Under title 38, United States Code, the Veterans Administrationprovides eligible veterans with an array of benefits, includingprosthetic appliance, medical equipment, and automobile adaptive equipment, and those benefits are furnished to veterans indifferent ways. In a few instances, VA provides these benefitsby loaning them rather than actually giving them to the veteran.That is done for the benefit of the government so that theequipment or device may be reacquired by VA and loaned to other veterans. We believe all veterans eligible for a benefit shouldbe treated alike. To require that veterans who are loanedequipment be held liable, under bailment law, for damage to theequipment, while veterans who are given the equipment would not,is basically inequitable. The veteran who is loaned a wheelchairso he may achieve mobility should not be treated differently fromthe amputee who is given an artificial limb so he may alsoachieve mobility. Accordingly, it is our view that the loan agreement (FL 10-219) should be changed so that it does notrequire the veteran to agree to be liable for damage to loanedequipment.

A final question concerns how the Agency may deal with caseswhich involve negligent or willful damage or destruction ofequipment, particularly where it occurs on a repeated basis.
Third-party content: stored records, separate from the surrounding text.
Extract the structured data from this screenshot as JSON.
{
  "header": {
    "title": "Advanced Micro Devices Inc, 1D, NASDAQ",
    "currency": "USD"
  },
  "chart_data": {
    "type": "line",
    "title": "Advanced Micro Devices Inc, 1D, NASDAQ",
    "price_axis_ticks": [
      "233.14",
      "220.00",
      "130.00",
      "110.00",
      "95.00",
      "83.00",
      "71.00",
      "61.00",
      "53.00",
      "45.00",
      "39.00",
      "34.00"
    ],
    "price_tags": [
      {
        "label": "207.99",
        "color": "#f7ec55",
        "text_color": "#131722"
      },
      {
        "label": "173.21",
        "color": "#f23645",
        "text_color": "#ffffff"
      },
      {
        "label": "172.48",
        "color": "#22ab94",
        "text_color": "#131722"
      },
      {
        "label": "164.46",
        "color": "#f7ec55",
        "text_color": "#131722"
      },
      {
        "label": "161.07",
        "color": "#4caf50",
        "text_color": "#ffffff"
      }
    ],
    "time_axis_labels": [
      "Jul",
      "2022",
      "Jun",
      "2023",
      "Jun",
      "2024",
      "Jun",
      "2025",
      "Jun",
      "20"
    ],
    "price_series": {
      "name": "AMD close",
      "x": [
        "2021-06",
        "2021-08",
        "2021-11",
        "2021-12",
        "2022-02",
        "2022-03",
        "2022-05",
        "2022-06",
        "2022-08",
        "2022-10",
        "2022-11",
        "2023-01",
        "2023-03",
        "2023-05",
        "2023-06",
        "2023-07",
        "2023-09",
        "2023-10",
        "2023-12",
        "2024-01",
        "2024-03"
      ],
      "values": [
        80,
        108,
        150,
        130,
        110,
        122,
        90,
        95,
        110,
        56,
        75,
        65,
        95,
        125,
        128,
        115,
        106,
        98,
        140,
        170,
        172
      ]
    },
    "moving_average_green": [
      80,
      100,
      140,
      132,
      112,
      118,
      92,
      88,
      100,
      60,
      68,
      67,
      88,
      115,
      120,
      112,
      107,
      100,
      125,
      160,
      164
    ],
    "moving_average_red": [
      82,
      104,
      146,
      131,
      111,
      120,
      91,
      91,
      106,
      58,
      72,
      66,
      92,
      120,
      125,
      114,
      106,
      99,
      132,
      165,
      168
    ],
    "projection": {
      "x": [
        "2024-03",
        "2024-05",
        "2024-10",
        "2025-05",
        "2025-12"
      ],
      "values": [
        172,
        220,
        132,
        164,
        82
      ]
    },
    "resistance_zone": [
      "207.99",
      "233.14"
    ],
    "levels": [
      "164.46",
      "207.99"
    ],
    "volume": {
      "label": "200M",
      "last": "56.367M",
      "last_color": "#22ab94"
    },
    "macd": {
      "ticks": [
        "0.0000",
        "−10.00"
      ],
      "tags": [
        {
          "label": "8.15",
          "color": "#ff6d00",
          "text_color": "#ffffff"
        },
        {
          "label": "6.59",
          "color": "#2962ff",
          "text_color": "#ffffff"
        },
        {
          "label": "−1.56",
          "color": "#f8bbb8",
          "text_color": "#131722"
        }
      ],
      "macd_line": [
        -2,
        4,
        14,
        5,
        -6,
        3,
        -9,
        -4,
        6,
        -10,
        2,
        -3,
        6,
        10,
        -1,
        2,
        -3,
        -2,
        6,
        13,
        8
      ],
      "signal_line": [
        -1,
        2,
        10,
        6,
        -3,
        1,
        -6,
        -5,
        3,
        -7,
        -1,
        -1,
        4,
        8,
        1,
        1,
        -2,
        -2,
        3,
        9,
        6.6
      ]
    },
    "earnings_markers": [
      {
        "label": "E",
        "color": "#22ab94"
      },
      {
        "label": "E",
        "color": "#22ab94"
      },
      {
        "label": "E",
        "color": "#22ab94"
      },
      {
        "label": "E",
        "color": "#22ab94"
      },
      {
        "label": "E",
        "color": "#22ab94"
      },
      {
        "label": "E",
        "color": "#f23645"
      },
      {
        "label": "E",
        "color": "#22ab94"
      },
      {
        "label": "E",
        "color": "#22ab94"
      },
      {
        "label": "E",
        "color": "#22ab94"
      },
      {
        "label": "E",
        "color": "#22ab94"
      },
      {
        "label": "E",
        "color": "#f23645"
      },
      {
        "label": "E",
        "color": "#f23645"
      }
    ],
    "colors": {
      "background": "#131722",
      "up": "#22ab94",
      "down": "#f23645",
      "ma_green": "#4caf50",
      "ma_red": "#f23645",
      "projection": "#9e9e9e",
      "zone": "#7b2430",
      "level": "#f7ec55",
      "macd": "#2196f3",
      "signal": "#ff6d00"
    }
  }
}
Ifthere is evidence that a veteran has willfully misused ordestroyed prosthetic or other medical equipment, whether loanedor issued, we believe the VA, pursuant to properly issuedregulations, may simply refuse to provide the veteran withreplacement equipment. In general, ar regards the provision ofmedical equipment under chapter 17, the Administrator has discretion to determine whether to provide a benefit under thatchapter, and to which categories of veterans it may be provided.Acting pursuant to 38 U.S.C. § 210(c)(1), we believe theAdministrator may promulgate detailed regulations limiting provision of medical equipment only to veterans who do notwillfully or negligently abuse the program much as procedures andlimitations now apply to the provision of medical care to abusivepatients or to incarcerated veterans.

We believe similar limitation could be imposed on the provisionof adaptive equipment authorized by 38 U.S.C. § 1902(c).Thatsubsection provides:

(c) In accordance with regulations which the Administratorshall prescribe, the Administrator shall ... (2) provide ... suchadaptive equipment for any automobile or other conveyance whichan eligible person may previously or subsequently have acquired.(Emphasis Added)


By using the mandatory language "shall provide." rather than the permissive "may furnish" used in sections 612 and 617, Congressdid not grant the Administrator the same wide discretion todetermine that an authorized benefit will not be provided at all.However, by adding the language, " I n accordance withregulations which the Administrator shall prescribe," we believe the Administrator is given wide latitude to place conditions onprovision of the benefit.

Accordingly, the Administrator may promulgate regulationslimiting provision of equipment under section 1902(c) to onlythose veterans who do not abuse the system by negligently orwillfully damaging or destroying equipment loaned to them.
Vet. Aff. Op. Gen. Couns. Prec. 43-91